Go through the data below and return each line where the string "Featured" occurs.

[Start of section]

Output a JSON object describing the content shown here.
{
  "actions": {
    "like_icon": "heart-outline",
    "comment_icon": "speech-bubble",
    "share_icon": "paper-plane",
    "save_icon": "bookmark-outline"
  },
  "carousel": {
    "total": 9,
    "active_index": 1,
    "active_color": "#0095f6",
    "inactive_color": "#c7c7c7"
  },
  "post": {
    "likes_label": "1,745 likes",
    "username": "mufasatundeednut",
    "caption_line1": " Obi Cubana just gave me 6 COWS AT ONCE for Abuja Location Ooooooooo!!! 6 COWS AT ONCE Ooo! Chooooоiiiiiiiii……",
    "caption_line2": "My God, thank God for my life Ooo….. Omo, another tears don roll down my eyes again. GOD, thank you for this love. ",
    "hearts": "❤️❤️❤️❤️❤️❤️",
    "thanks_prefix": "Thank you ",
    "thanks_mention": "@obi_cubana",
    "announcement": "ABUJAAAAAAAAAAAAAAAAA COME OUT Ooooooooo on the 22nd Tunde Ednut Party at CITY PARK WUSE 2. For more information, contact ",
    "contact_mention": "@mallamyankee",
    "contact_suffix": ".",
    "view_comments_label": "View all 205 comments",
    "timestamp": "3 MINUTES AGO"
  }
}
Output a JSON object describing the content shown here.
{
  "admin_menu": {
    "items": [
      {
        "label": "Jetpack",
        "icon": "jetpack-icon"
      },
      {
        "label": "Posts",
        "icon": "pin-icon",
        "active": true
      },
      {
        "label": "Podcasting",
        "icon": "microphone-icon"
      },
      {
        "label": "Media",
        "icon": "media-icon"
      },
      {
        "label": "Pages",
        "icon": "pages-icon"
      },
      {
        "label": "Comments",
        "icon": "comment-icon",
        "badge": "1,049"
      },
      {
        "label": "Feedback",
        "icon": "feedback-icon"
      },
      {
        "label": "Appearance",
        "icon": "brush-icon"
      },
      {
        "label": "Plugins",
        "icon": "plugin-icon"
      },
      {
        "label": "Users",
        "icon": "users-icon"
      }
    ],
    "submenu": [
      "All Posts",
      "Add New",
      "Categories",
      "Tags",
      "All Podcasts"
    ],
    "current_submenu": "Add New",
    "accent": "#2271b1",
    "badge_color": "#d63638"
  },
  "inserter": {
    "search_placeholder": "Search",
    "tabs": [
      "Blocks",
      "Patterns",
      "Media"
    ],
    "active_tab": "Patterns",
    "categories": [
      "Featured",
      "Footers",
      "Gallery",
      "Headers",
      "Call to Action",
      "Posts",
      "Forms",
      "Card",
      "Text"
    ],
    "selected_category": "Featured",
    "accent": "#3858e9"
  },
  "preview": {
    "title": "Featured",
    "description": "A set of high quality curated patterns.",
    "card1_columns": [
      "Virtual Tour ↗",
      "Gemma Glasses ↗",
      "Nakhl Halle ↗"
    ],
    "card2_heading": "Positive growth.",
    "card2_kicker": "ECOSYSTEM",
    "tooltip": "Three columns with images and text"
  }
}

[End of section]

#### WRITTEN SOLUTION
      "Featured",
    "selected_category": "Featured",
    "title": "Featured",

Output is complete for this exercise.